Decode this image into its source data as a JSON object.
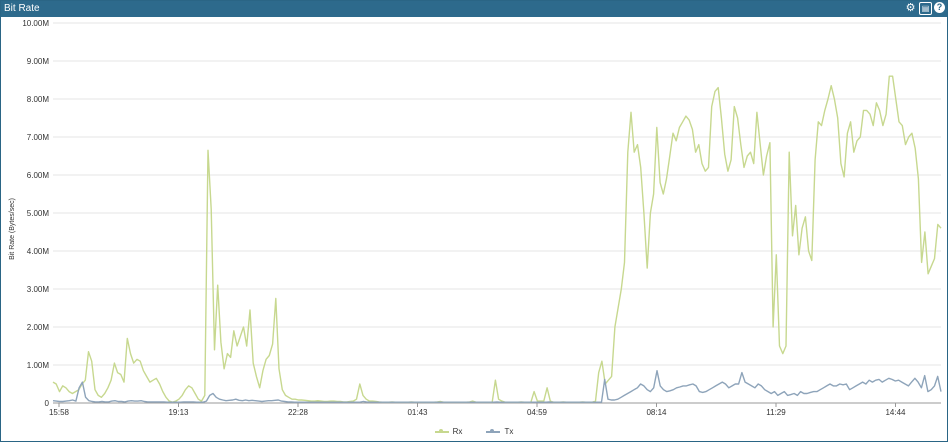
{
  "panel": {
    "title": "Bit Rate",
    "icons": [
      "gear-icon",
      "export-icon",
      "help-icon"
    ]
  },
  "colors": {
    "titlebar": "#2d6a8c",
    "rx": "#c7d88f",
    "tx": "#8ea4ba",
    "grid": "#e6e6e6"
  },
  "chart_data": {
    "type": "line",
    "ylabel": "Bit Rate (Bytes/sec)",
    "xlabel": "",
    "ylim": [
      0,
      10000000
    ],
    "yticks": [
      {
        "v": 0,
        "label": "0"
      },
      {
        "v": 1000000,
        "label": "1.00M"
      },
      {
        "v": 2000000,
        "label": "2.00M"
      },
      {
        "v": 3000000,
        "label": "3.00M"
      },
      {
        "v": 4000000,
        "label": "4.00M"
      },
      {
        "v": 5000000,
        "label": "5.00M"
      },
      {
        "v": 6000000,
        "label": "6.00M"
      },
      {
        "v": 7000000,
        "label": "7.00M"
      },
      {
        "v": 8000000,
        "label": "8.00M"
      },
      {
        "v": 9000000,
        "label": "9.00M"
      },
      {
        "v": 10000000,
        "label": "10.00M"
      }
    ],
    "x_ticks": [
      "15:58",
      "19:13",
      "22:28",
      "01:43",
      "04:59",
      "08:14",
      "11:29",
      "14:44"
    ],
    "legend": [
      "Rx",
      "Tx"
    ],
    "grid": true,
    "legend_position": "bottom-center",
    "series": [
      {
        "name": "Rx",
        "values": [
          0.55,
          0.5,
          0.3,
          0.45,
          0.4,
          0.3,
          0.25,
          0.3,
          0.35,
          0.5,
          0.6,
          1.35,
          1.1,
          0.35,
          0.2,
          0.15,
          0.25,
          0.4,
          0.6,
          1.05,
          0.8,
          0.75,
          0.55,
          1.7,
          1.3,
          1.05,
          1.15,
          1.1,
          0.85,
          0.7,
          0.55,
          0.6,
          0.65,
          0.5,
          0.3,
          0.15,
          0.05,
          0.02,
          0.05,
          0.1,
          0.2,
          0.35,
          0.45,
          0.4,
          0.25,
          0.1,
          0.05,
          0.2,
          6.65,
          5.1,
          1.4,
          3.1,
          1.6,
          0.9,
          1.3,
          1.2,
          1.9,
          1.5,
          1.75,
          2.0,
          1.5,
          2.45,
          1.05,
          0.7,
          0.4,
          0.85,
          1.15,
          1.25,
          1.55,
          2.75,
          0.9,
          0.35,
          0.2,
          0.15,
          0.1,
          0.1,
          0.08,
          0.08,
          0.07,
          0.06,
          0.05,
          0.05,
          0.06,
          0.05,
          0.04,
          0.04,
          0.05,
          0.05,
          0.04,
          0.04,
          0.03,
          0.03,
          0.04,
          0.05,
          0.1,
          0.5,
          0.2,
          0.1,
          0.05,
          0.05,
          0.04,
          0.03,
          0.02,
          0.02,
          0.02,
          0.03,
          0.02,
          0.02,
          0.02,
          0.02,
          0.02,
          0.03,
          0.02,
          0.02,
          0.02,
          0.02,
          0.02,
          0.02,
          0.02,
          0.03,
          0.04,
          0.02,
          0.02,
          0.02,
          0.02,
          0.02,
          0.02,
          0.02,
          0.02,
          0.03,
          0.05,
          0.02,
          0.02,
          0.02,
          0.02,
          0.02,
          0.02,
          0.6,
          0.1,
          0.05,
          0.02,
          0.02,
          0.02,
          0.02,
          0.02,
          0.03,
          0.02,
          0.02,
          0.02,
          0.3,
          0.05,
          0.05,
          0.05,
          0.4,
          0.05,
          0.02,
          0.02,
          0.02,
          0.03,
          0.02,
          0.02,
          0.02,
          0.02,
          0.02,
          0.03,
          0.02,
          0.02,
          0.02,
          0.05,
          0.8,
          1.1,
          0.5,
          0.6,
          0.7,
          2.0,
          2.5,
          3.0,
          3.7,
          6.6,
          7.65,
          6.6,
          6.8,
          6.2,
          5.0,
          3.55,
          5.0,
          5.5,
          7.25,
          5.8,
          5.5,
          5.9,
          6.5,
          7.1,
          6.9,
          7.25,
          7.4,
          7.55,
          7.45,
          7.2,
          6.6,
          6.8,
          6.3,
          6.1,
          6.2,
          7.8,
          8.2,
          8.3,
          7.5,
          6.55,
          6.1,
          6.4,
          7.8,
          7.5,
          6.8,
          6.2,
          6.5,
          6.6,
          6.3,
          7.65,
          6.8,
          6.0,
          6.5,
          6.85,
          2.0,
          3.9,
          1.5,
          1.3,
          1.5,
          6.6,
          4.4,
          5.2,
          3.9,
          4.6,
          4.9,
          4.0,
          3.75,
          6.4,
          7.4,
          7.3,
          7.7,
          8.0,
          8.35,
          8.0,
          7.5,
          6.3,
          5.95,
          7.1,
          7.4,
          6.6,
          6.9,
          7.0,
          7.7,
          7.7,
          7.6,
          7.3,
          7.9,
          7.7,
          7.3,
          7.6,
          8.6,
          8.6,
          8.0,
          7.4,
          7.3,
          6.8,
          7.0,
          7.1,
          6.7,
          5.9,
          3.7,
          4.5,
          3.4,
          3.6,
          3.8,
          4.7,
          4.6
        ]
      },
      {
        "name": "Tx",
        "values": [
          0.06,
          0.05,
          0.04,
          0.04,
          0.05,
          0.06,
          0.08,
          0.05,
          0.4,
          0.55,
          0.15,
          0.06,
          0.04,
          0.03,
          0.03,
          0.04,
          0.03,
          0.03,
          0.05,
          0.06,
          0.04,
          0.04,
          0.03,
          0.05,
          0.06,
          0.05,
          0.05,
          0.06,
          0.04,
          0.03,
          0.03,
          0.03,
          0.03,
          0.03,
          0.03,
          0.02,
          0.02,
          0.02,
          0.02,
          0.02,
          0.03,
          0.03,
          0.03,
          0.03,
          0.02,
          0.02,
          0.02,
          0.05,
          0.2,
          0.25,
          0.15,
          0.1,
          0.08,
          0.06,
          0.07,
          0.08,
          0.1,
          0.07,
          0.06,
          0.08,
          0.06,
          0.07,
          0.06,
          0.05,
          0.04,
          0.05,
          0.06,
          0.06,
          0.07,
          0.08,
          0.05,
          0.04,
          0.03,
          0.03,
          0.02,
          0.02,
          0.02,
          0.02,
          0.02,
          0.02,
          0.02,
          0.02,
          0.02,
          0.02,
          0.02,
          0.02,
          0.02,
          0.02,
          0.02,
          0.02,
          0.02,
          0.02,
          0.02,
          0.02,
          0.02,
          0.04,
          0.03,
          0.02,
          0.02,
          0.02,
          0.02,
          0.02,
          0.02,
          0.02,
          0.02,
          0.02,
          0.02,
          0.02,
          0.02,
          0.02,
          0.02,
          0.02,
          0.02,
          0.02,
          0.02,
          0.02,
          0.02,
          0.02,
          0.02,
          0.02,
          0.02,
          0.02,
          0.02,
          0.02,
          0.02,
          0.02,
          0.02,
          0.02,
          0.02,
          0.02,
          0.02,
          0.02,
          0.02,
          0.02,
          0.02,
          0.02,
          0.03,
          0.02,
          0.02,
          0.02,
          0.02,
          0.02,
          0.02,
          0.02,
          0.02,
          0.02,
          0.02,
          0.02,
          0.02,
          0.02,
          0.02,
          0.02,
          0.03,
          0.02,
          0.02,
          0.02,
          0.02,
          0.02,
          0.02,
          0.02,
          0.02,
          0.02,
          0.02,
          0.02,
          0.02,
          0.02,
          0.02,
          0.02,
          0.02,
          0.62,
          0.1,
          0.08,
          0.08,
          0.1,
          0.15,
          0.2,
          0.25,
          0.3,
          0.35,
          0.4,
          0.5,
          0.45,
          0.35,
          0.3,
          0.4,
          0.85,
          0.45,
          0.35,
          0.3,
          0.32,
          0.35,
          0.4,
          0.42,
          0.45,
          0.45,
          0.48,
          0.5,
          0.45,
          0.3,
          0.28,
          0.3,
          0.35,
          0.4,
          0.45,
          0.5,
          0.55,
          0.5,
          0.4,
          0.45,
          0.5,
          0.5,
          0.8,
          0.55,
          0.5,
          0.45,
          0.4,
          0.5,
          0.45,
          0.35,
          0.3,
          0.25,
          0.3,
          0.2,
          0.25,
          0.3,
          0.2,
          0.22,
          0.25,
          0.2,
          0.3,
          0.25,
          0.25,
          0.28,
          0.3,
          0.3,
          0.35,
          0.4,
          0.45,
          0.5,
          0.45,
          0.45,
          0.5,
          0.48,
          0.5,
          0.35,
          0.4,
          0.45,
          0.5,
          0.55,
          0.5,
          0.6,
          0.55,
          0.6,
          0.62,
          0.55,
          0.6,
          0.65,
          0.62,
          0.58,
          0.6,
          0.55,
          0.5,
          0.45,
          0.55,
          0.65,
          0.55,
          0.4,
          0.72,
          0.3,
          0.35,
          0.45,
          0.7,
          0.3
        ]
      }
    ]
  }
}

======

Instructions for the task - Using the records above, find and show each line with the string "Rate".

Response to the task -
    "title": "Bit Rate",
    "ylabel": "Bit Rate (Bytes/sec)",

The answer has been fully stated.